Armando Iannucci’s The Death of Stalin is one of the better black comedies I’ve seen in quite some time. Watching this film reminded me of Kubrick’s Dr Strangelove with it’s gallows humor and smart commentary of the social constructs in a tumultuous time.
Based on a French graphic novel by Fabien Nury and Thierry Robin, The Death of Stalin takes place in 1953 right as Joseph Stalin has suffered a massive brain hemorrhage. Other than brief establishing scenes, Stalin (Adrian McLoughlin) is a corpse throughout the movie which is too bad, McLoughlin kills it as Stalin! No matter, this film is more about the ensued chaos upon Stalin’s death and that’s where this movie shines the most!
In depicting Stalin’s cabinet members as a bunch of scheming sniveling bureaucrats, Iannucci paints a realistic picture of how awful people’s lust for power can be. In fact, there were moments in the film I was laughing at the profane humor all the while saddened in it’s realism. It’s not so funny when in it’s fabrications theres a little truth. Just look at our current political environment and how mean spirited and separated our society has become because of myopic leaders.
The assembled cast of actors are a who’s who of character actors. Steve Buscemi is perfect as the future leader Nikita Khrushchev, Jeffrey Tambor plays Georgy Malenkov (First Secretary), Michael Palin plays Vyacheslav Molotov (Foreign Affairs Secretary) and lastly Jason Isaacs plays Field Marshal Zhukovan. As always, Buscemi is wonderful in his role sans a Russian accent. In fact, most of the actors had english accents which really added a Monty Python like vibe throughout each scene.

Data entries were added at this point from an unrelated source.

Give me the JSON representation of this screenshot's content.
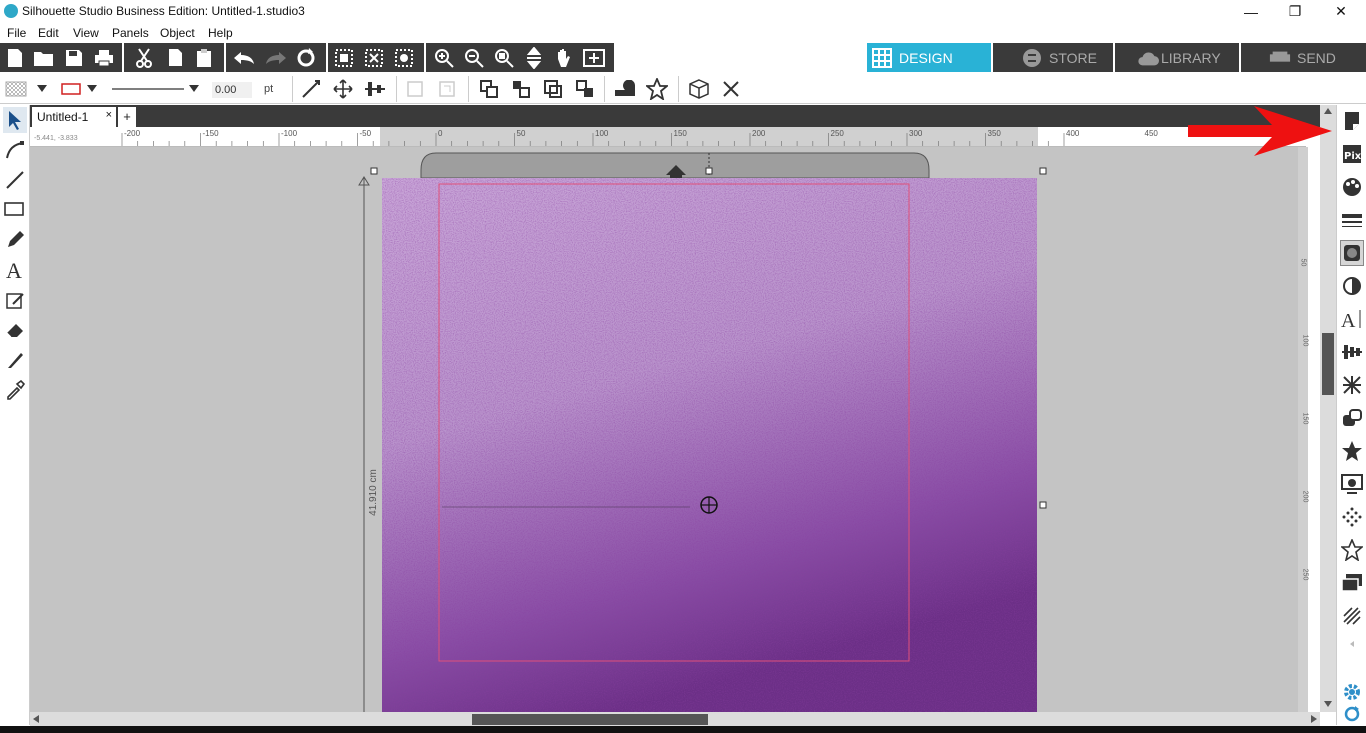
{
  "window": {
    "title": "Silhouette Studio Business Edition: Untitled-1.studio3",
    "minimize": "—",
    "restore": "❐",
    "close": "✕"
  },
  "menu": [
    "File",
    "Edit",
    "View",
    "Panels",
    "Object",
    "Help"
  ],
  "nav_tabs": [
    {
      "label": "DESIGN",
      "icon": "grid-icon",
      "active": true
    },
    {
      "label": "STORE",
      "icon": "store-icon",
      "active": false
    },
    {
      "label": "LIBRARY",
      "icon": "cloud-icon",
      "active": false
    },
    {
      "label": "SEND",
      "icon": "send-icon",
      "active": false
    }
  ],
  "line_style": {
    "width_value": "0.00",
    "unit": "pt"
  },
  "document": {
    "tab_label": "Untitled-1",
    "tab_close": "×",
    "add_tab": "+"
  },
  "ruler": {
    "coordinates": "-5.441, -3.833",
    "labels": [
      "-200",
      "-150",
      "-100",
      "-50",
      "0",
      "50",
      "100",
      "150",
      "200",
      "250",
      "300",
      "350",
      "400",
      "450"
    ],
    "right_labels": [
      "50",
      "100",
      "150",
      "200",
      "250"
    ]
  },
  "selection": {
    "height_label": "41.910 cm"
  },
  "colors": {
    "accent": "#29b2d6",
    "toolbar_dark": "#3a3a3a",
    "canvas": "#c4c4c4",
    "cut_line": "#e0507a",
    "arrow_red": "#ee1111",
    "glitter_light": "#caa3d6",
    "glitter_dark": "#6b2f86"
  }
}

The true genius of The Death of Stalin is it’s ability to guard the real atrocities of Stalin’s rule while allowing the audience to laugh at the pathetic actions and Machiavellian entanglements at play. While I haven’t laughed this much in quite some time, be aware, it’s humor has many layers and may not be for everyone. If you love black comedies and don’t mind a sarcastic tone, watch this film. It’s one of my favorites for 2018.
Rating: 4.5 stars
The one-liners fly as fast as political fortunes fall in this uproarious, wickedly irreverent satire from Armando Iannucci (Veep, In the Loop). Moscow, 1953: when tyrannical dictator Joseph Stalin drops dead, his parasitic cronies square off in a frantic power struggle to be the next Soviet leader. Among the contenders are the dweeby Georgy Malenkov (Jeffrey Tambor), the wily Nikita Khrushchev (Steve Buscemi), and the sadistic secret police chief Lavrentiy Beria (Simon Russell Beale). But as they bumble, brawl, and backstab their way to the top, just who is running the government? Combining palace intrigue with rapid-fire farce, this audacious comedy is a bitingly funny takedown of bureaucratic dysfunction performed to the hilt by a sparkling ensemble cast.
Starring: Steve Buscemi, Jeffrey Tambor, Simon Russell Beale, Paddy Considine, Rupert Friend, Jason Isaacs, Olga Kurylenko, Michael Palin, Andrea Riseborough
Directed by: Armando Iannucci
Screenplay by: Armando Iannucci, David Schneider, Ian Martin, Peter Fellows